“The fact that we are no longer going to see, I believe, anybody try to hold our government hostage and threaten the full faith and credit of the United States of America in order to contract policy concessions, the fact that we were able to pass a clean debt limit is just one example of why when you guys are unified, you guys stick together, this country is better off,” Obama said.
“I could not be more thankful or more appreciative, prouder of what you’re doing.”
The House passed a debt-limit increase on Tuesday, well before a Feb. 27 deadline, only because the overwhelming majority of Democrats in the House and Senate voted for it. Passage marked the first time in several years that Congress dealt with the debt ceiling without a last-minute standoff over policy issues.
Democratic unity was also key to passing Obama’s landmark health care reform law, which Republicans have sought to use as an electoral weapon against Democrats in contested districts. The president sought to reassure Democrats that the law is, after initial technical problems, back on track, with enrollments exceeding projections in January.
“I just want to say thank you for all of you hanging in there tough on an issue that, I think, 10 years from now, five years from now, we’re going to look back and say this was a monumental achievement that could not have happened had it not been for this caucus,” he said.

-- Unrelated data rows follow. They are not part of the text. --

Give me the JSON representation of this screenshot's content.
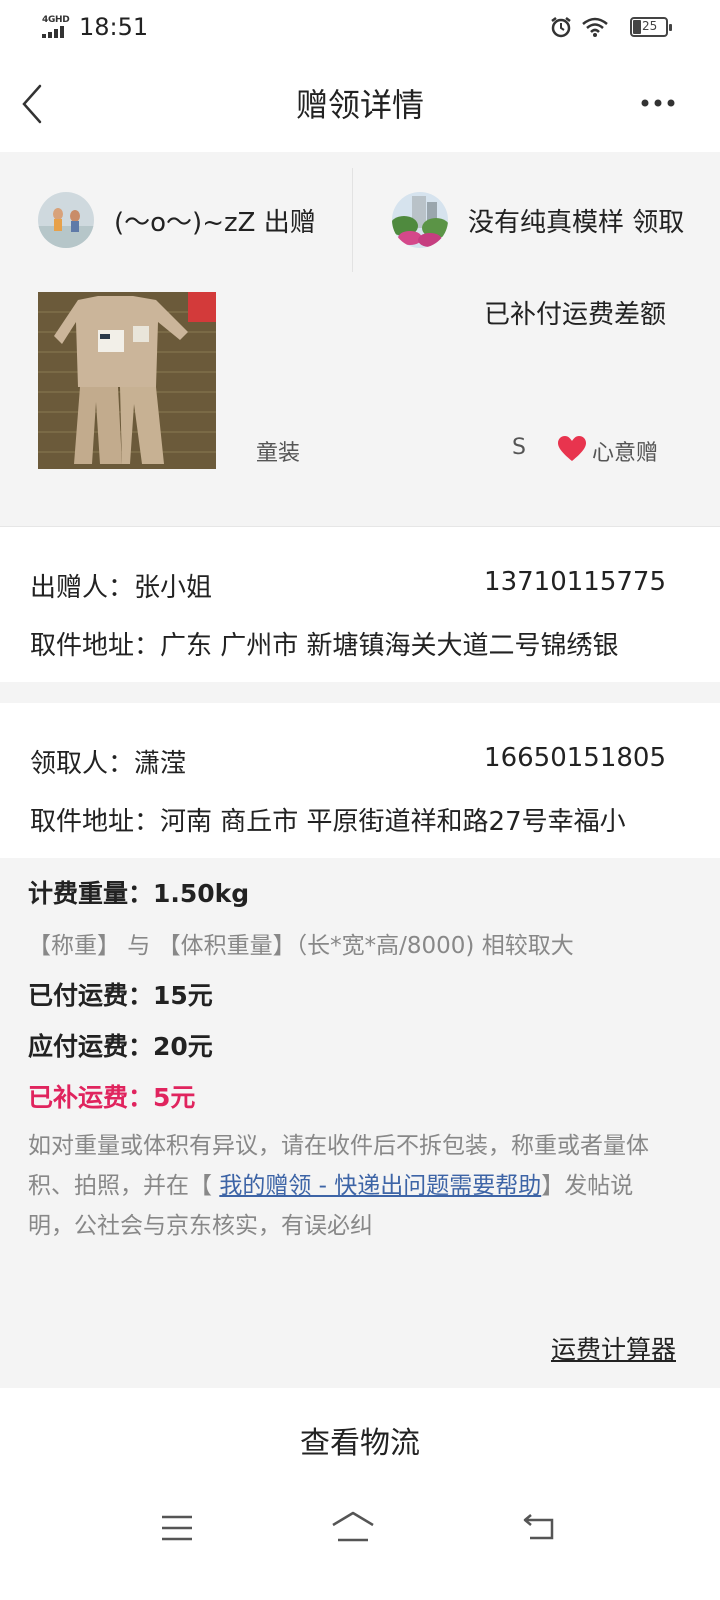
{
  "status_bar": {
    "network": "4GHD",
    "time": "18:51",
    "battery": "25"
  },
  "header": {
    "title": "赠领详情"
  },
  "parties": {
    "giver_label": "(～o～)~zZ 出赠",
    "receiver_label": "没有纯真模样 领取"
  },
  "item": {
    "status": "已补付运费差额",
    "category": "童装",
    "size": "S",
    "gift_type": "心意赠"
  },
  "giver": {
    "name_label": "出赠人：",
    "name": "张小姐",
    "phone": "13710115775",
    "address_label": "取件地址：",
    "address": "广东 广州市 新塘镇海关大道二号锦绣银"
  },
  "receiver": {
    "name_label": "领取人：",
    "name": "潇滢",
    "phone": "16650151805",
    "address_label": "取件地址：",
    "address": "河南 商丘市 平原街道祥和路27号幸福小"
  },
  "fees": {
    "weight": "计费重量：1.50kg",
    "weight_note": "【称重】 与 【体积重量】（长*宽*高/8000) 相较取大",
    "paid": "已付运费：15元",
    "payable": "应付运费：20元",
    "supplement": "已补运费：5元",
    "disclaimer_pre": "如对重量或体积有异议，请在收件后不拆包装，称重或者量体积、拍照，并在【 ",
    "disclaimer_link": "我的赠领 - 快递出问题需要帮助",
    "disclaimer_post": "】发帖说明，公社会与京东核实，有误必纠"
  },
  "calculator_link": "运费计算器",
  "logistics_button": "查看物流",
  "colors": {
    "accent_red": "#e0245e",
    "link_blue": "#3d64a6",
    "heart": "#e8344e"
  }
}
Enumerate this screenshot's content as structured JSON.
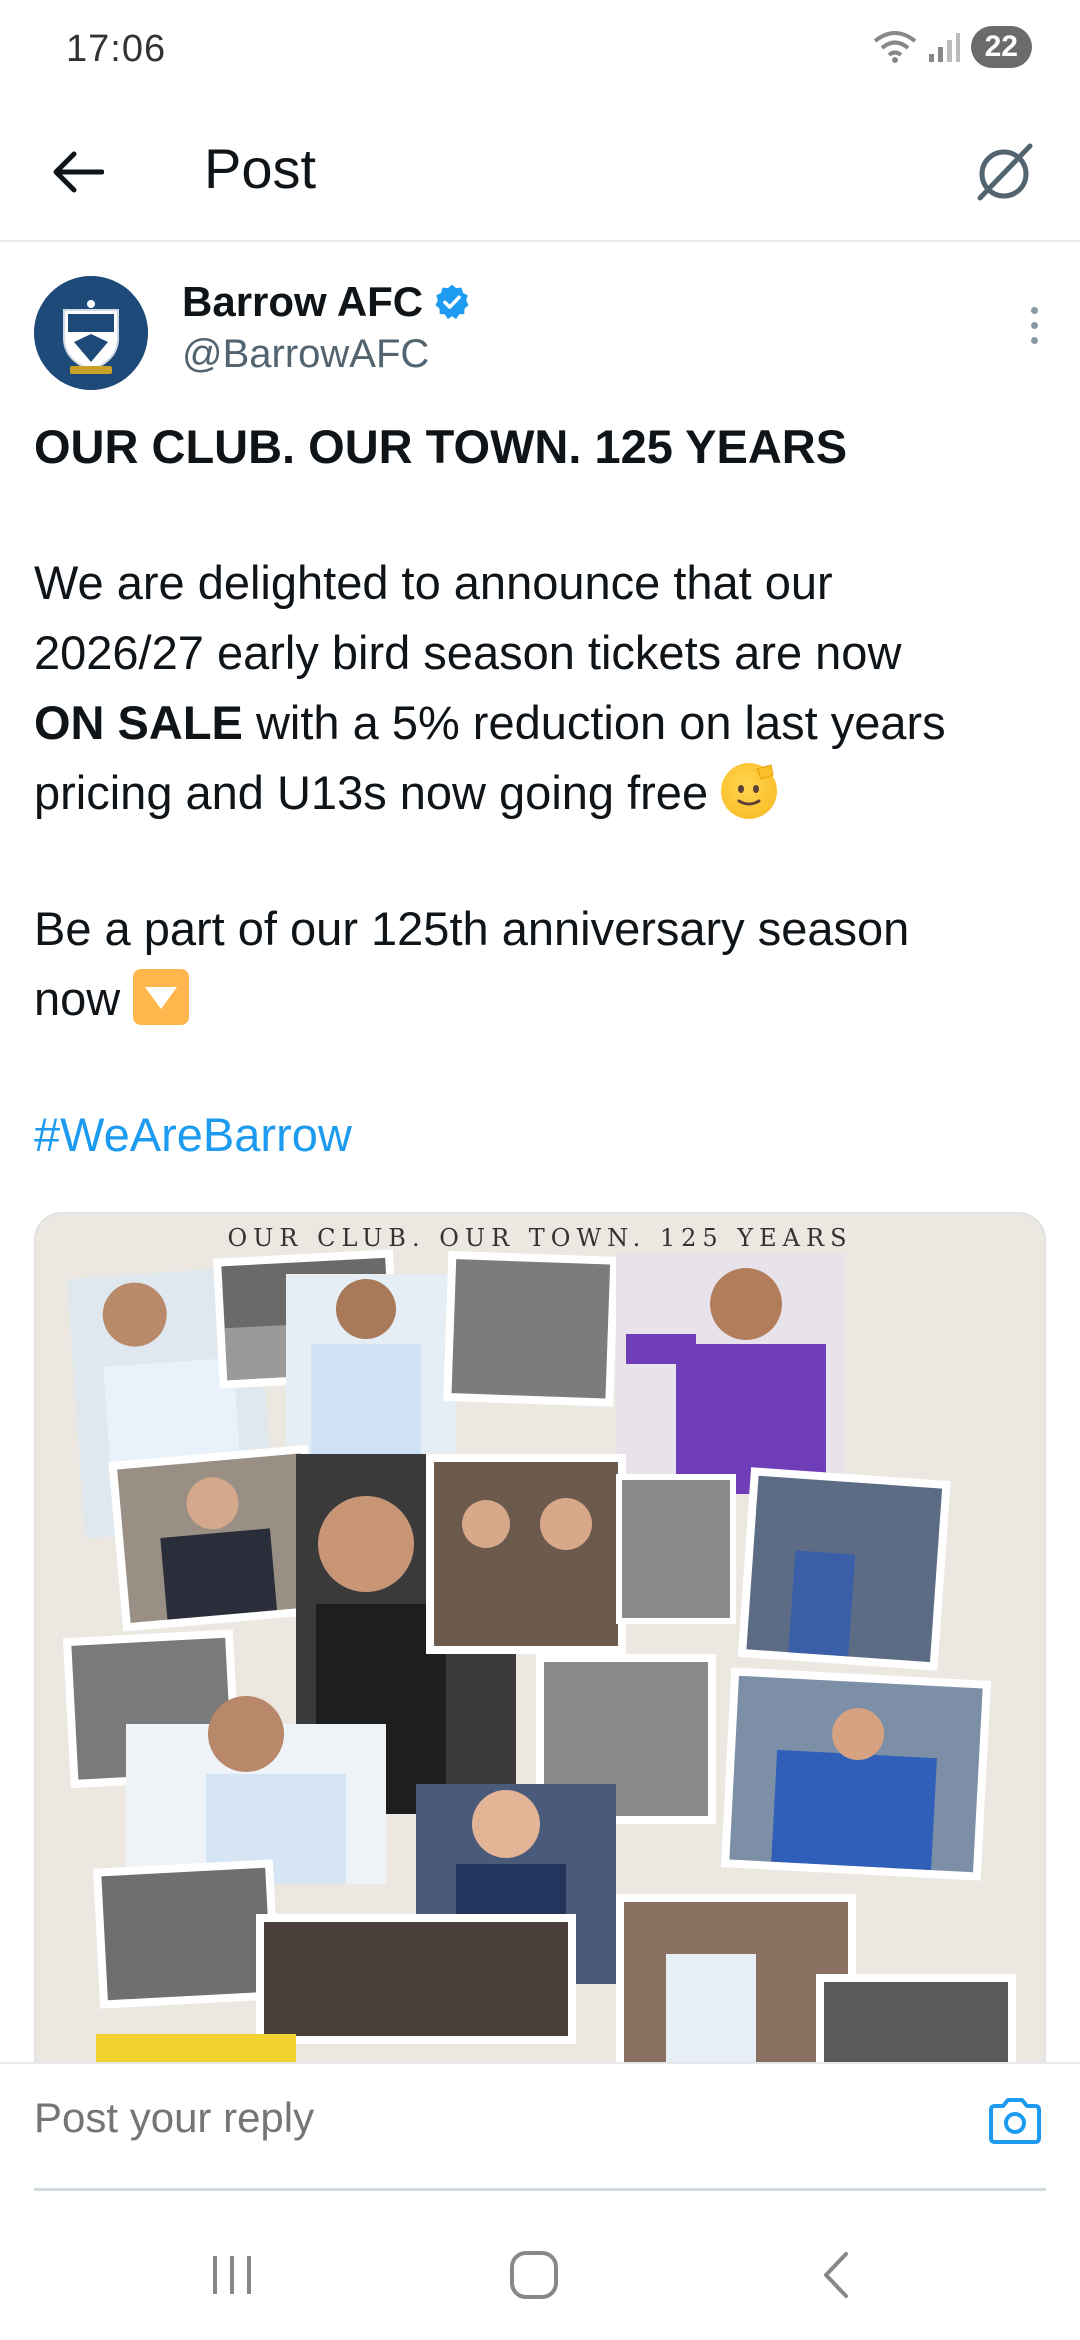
{
  "status_bar": {
    "time": "17:06",
    "battery": "22"
  },
  "header": {
    "title": "Post",
    "back_icon": "arrow-left-icon",
    "grok_icon": "grok-icon"
  },
  "author": {
    "display_name": "Barrow AFC",
    "handle": "@BarrowAFC",
    "verified": true
  },
  "post": {
    "headline": "OUR CLUB. OUR TOWN. 125 YEARS",
    "para1_line1": "We are delighted to announce that our",
    "para1_line2": "2026/27 early bird season tickets are now",
    "para1_bold": "ON SALE",
    "para1_line3_rest": " with a 5% reduction on last years",
    "para1_line4": "pricing and U13s now going free ",
    "para2_line1": "Be a part of our 125th anniversary season",
    "para2_line2": "now ",
    "hashtag": "#WeAreBarrow"
  },
  "media": {
    "banner_text": "OUR CLUB. OUR TOWN. 125 YEARS"
  },
  "reply": {
    "placeholder": "Post your reply"
  },
  "colors": {
    "accent": "#1d9bf0",
    "verified": "#1d9bf0",
    "secondary_text": "#536471"
  }
}
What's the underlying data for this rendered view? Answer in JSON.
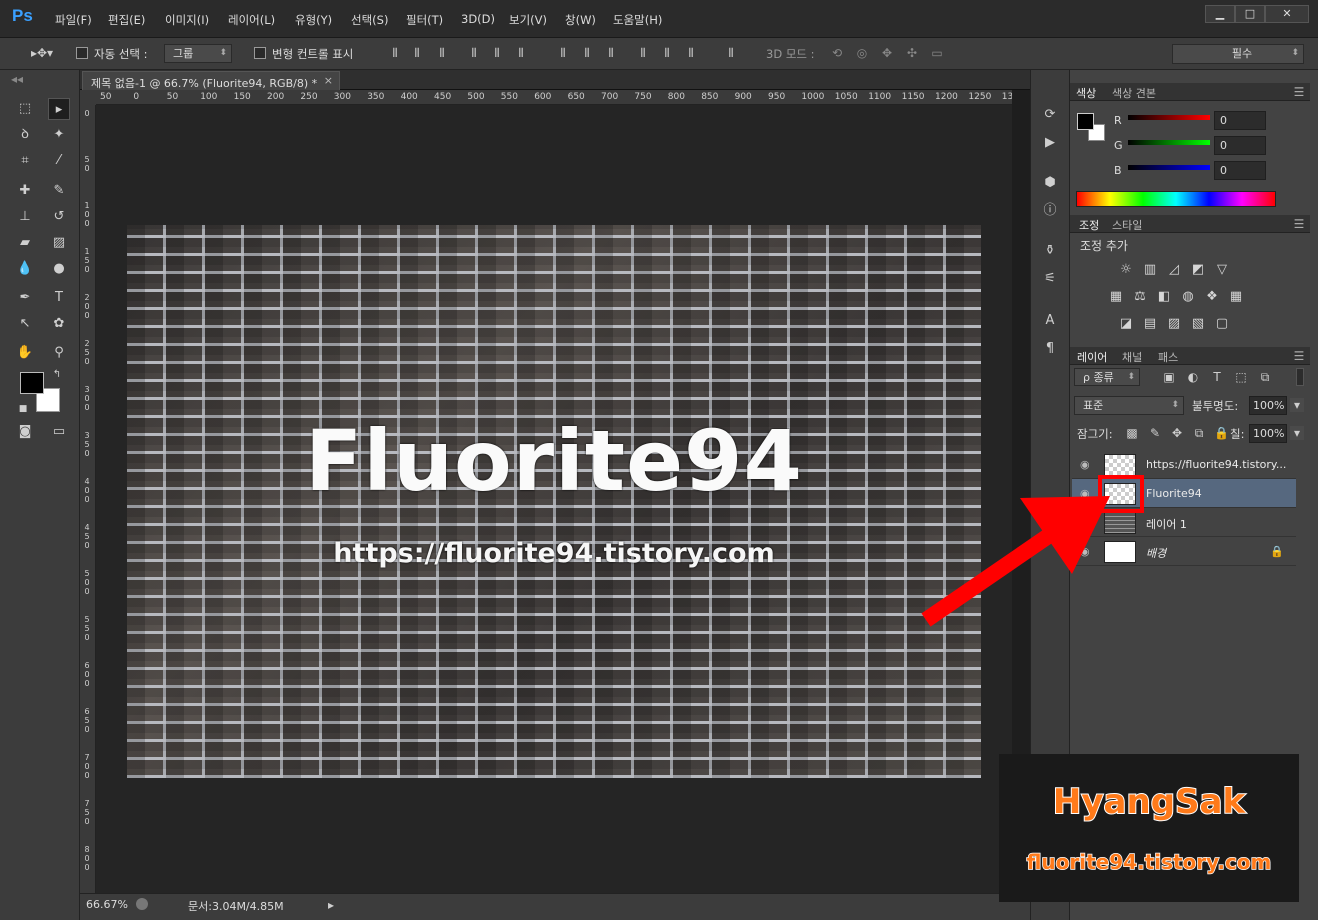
{
  "app": {
    "logo": "Ps"
  },
  "menu": [
    "파일(F)",
    "편집(E)",
    "이미지(I)",
    "레이어(L)",
    "유형(Y)",
    "선택(S)",
    "필터(T)",
    "3D(D)",
    "보기(V)",
    "창(W)",
    "도움말(H)"
  ],
  "window_controls": {
    "minimize": "▁",
    "maximize": "□",
    "close": "✕"
  },
  "options": {
    "auto_select_label": "자동 선택 :",
    "auto_select_value": "그룹",
    "transform_label": "변형 컨트롤 표시",
    "mode3d_label": "3D 모드 :",
    "workspace": "필수"
  },
  "document": {
    "tab_title": "제목 없음-1 @ 66.7% (Fluorite94, RGB/8) *",
    "tab_close": "×",
    "ruler_h": [
      "50",
      "0",
      "50",
      "100",
      "150",
      "200",
      "250",
      "300",
      "350",
      "400",
      "450",
      "500",
      "550",
      "600",
      "650",
      "700",
      "750",
      "800",
      "850",
      "900",
      "950",
      "1000",
      "1050",
      "1100",
      "1150",
      "1200",
      "1250",
      "130"
    ],
    "ruler_v": [
      "0",
      "50",
      "100",
      "150",
      "200",
      "250",
      "300",
      "350",
      "400",
      "450",
      "500",
      "550",
      "600",
      "650",
      "700",
      "750",
      "800"
    ],
    "image_title": "Fluorite94",
    "image_url": "https://fluorite94.tistory.com"
  },
  "status": {
    "zoom": "66.67%",
    "doc_info": "문서:3.04M/4.85M"
  },
  "color_panel": {
    "tabs": [
      "색상",
      "색상 견본"
    ],
    "channels": [
      {
        "label": "R",
        "value": "0"
      },
      {
        "label": "G",
        "value": "0"
      },
      {
        "label": "B",
        "value": "0"
      }
    ]
  },
  "adjust_panel": {
    "tabs": [
      "조정",
      "스타일"
    ],
    "add_label": "조정 추가"
  },
  "layers_panel": {
    "tabs": [
      "레이어",
      "채널",
      "패스"
    ],
    "filter_kind": "ρ 종류",
    "blend_mode": "표준",
    "opacity_label": "불투명도:",
    "opacity_value": "100%",
    "lock_label": "잠그기:",
    "fill_label": "칠:",
    "fill_value": "100%",
    "layers": [
      {
        "name": "https://fluorite94.tistory..."
      },
      {
        "name": "Fluorite94"
      },
      {
        "name": "레이어 1"
      },
      {
        "name": "배경"
      }
    ]
  },
  "watermark": {
    "name": "HyangSak",
    "url": "fluorite94.tistory.com"
  },
  "colors": {
    "accent_blue": "#3aa0ff",
    "annotation_red": "#ff0000",
    "watermark_orange": "#ff7a1a",
    "selected_layer": "#56687f"
  }
}
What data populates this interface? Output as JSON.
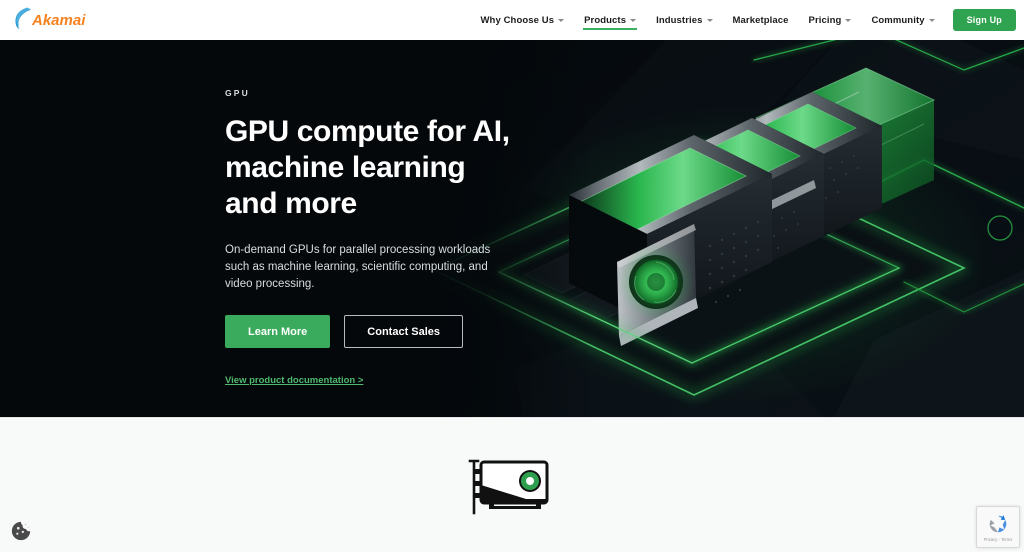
{
  "brand": {
    "logo_text": "Akamai",
    "logo_color": "#f58220",
    "logo_arc_color": "#2e9bd6"
  },
  "nav": {
    "items": [
      {
        "label": "Why Choose Us",
        "has_caret": true,
        "active": false
      },
      {
        "label": "Products",
        "has_caret": true,
        "active": true
      },
      {
        "label": "Industries",
        "has_caret": true,
        "active": false
      },
      {
        "label": "Marketplace",
        "has_caret": false,
        "active": false
      },
      {
        "label": "Pricing",
        "has_caret": true,
        "active": false
      },
      {
        "label": "Community",
        "has_caret": true,
        "active": false
      }
    ],
    "signup_label": "Sign Up",
    "signup_color": "#2fa34f",
    "active_underline_color": "#3dae5f"
  },
  "hero": {
    "eyebrow": "GPU",
    "title": "GPU compute for AI, machine learning and more",
    "title_lines": [
      "GPU compute for AI,",
      "machine learning",
      "and more"
    ],
    "description": "On-demand GPUs for parallel processing workloads such as machine learning, scientific computing, and video processing.",
    "primary_button": "Learn More",
    "secondary_button": "Contact Sales",
    "doc_link": "View product documentation >",
    "background_color": "#04080b",
    "accent_green": "#3aab5d",
    "art_alt": "isometric-gpu-cards-illustration"
  },
  "lower_section": {
    "background_color": "#f8f9f9",
    "icon_name": "gpu-card-icon",
    "icon_accent_color": "#2e9e4f"
  },
  "badges": {
    "cookie_icon_name": "cookie-consent-icon",
    "recaptcha_privacy": "Privacy",
    "recaptcha_separator": " - ",
    "recaptcha_terms": "Terms",
    "recaptcha_text": "Privacy - Terms"
  }
}
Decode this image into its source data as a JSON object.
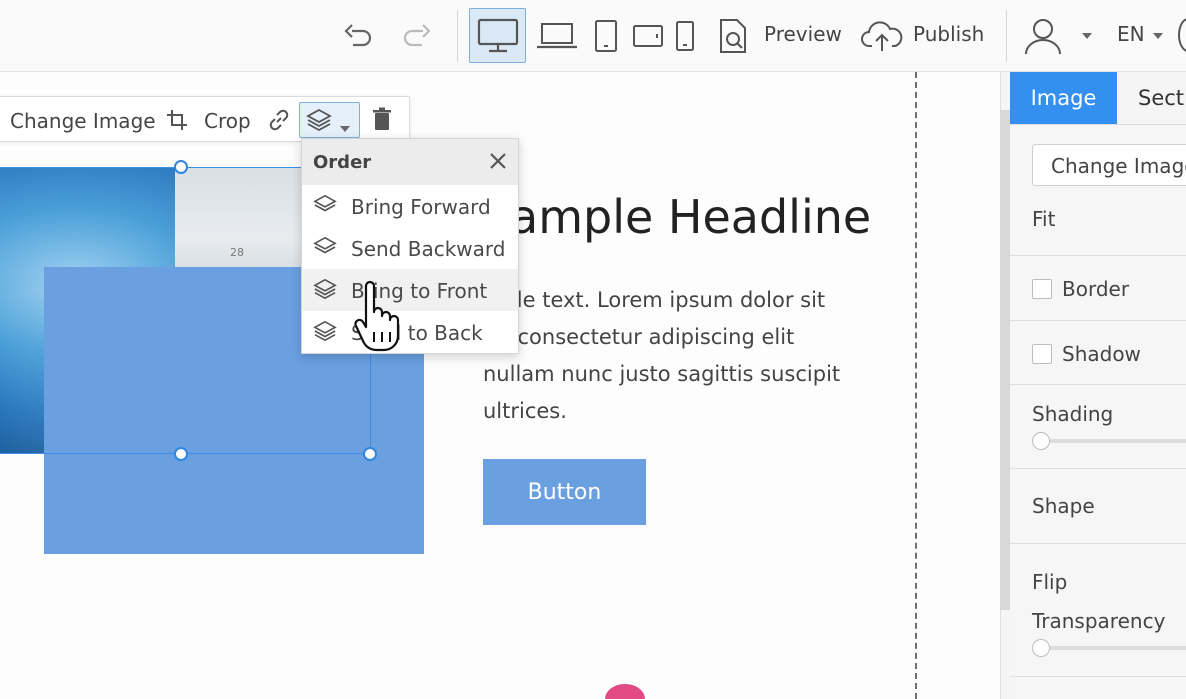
{
  "toolbar": {
    "undo_icon": "undo-icon",
    "redo_icon": "redo-icon",
    "devices": [
      "desktop-icon",
      "laptop-icon",
      "tablet-portrait-icon",
      "tablet-landscape-icon",
      "mobile-icon"
    ],
    "preview_label": "Preview",
    "publish_label": "Publish",
    "language": "EN",
    "colors": {
      "active_device_bg": "#dbe9f7",
      "active_device_border": "#7eb0de"
    }
  },
  "image_toolbar": {
    "change_image_label": "Change Image",
    "crop_label": "Crop"
  },
  "order_menu": {
    "title": "Order",
    "items": [
      {
        "label": "Bring Forward"
      },
      {
        "label": "Send Backward"
      },
      {
        "label": "Bring to Front"
      },
      {
        "label": "Send to Back"
      }
    ]
  },
  "content": {
    "headline": "ample Headline",
    "body_lines": [
      "mple text. Lorem ipsum dolor sit",
      "et, consectetur adipiscing elit",
      "nullam nunc justo sagittis suscipit",
      "ultrices."
    ],
    "button_label": "Button",
    "photo_date": "28",
    "colors": {
      "accent": "#6a9fe0",
      "selection": "#3b8fe6"
    }
  },
  "right_panel": {
    "tabs": [
      {
        "label": "Image",
        "active": true
      },
      {
        "label": "Sectio",
        "active": false
      }
    ],
    "change_image_label": "Change Image",
    "fit_label": "Fit",
    "border_label": "Border",
    "shadow_label": "Shadow",
    "shading_label": "Shading",
    "shape_label": "Shape",
    "flip_label": "Flip",
    "transparency_label": "Transparency",
    "accent_color": "#3390f0"
  }
}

Vice President Joe Biden, who preceded Obama in speaking to the group, similarly urged lawmakers to “keep your eye on the ball” and focus not “on the few things that we do have problems with” but “on all that we have going for us going into this election.”
Biden, who had to postpone his scheduled visit to the gathering Thursday because of the snowy conditions in Washington, argued that public sentiment was now on Democrats’ side on most of the major issues. He cited polls done for the party that purportedly showed 55 percent of voters in swing districts are against repealing the health care law.
“This is the first time in my career … where on every major issue, the American people agree with the Democratic Party,” Biden argued, while also assuring nervous Democrats that there were “three political lifetimes” between now and the November elections.